Kids, Dogs and the Culture of Breweries

For WBHM’s food series, “Sound Bites” we look at why breweries have become such popular places for families to spend quality time.

How to Solve Birmingham’s Food Service Worker Shortage

There are too many restaurants in Birmingham and not enough people to staff them.

Miles Hoffman: ‘Random sounds are rarely soothing.’

Miles Hoffman says when it comes to classical music, there’s no substitute for a live performance. Hoffman is Morning Edition’s music commentator, and he’s the founder and artistic director of The American Chamber Players.

New Documentary Highlights Lesbian Struggle for Equality in Alabama

The film follows three lesbian couples, a group that directors say has historically been invisible in Alabama.
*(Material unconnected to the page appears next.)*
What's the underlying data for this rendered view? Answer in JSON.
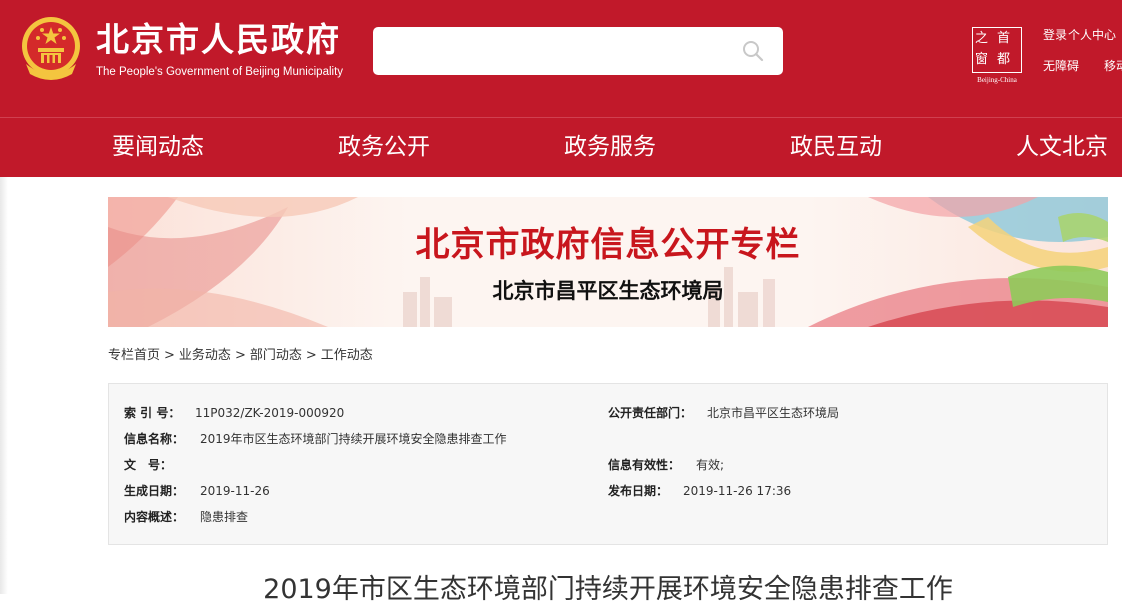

California Dreamin’ With a Heart of Dixie: Writer Charlie Wyatt

The Birmingham native has lived in San Diego, California, since the 1960s, but his soul stayed in the South. Wyatt began writing short stories a few years ago, releasing a little bit of that Southern soul in the process.

Musical Healing: ASO’s Izcaray Begins Second Season

A new season of the Alabama Symphony Orchestra kicks off this weekend. The symphony’s music director Carlos Izcaray dealt with quite a bit of personal adversity last season. But he says he was fortunate to have been able to keep working throughout the ordeal. Friday and Saturday’s Masterworks concert includes works by Haydn and Beethoven. We begin […]

Graham Boettcher’s Mission: Breaking Down the Ivory Tower

Graham Boettcher came to Birmingham just over a decade ago and says he's seen vast changes in the city's art scene and culture.

A New Chapter for S-Town Fans

A resident of Woodstock, Alabama developed a project that allows fans of the S-Town podcast to connect the place its set while raising awareness for suicide prevent.

The Voice Behind the Crimson Tide? That’s Eli Gold

Meet the man who is the voice behind the Alabama Crimson Tide. Eli Gold has announced games for the Tide on the radio for almost three decades.

Blazer Fans Eager for the Return of UAB Football

UAB Football fans are eager for the season to start, the first since the program was revived two years ago.

Twists, Fades and Frohawks? Blazer Barbers Have it Covered

UAB Blazers football players don't need to go farther than the locker room for a hair cut. The team has its own barbershop.

All Together Now! Alabamians Try for World’s Largest Rock Band

The Auburn group tried last year to break this record. A total of 850 people participated in that effort. Unbeknownst to them, a group in China outdid them with a 953-member rock band.

UAB Opens New Football Offices and Practice Facility

UAB Blazer fans celebrated Friday as university and community leaders cut the ribbon on the football team’s new operations center and Legacy Pavilion. The $22.5 million  facility is a major milestone for a program that university officials cut in December 2014, only to revive it six months later after an outcry from alumni and the Birmingham […]

Arc Stories: July 2017 Edition

Four stories, each recorded at different Arc Stories events throughout Birmingham. What oneman discovers about his wife when she has to endure a major medical procedure; a young woman who moves to Africa to become a teacher though she has no training in how to do that; what happens to a guy when he inadvertently […]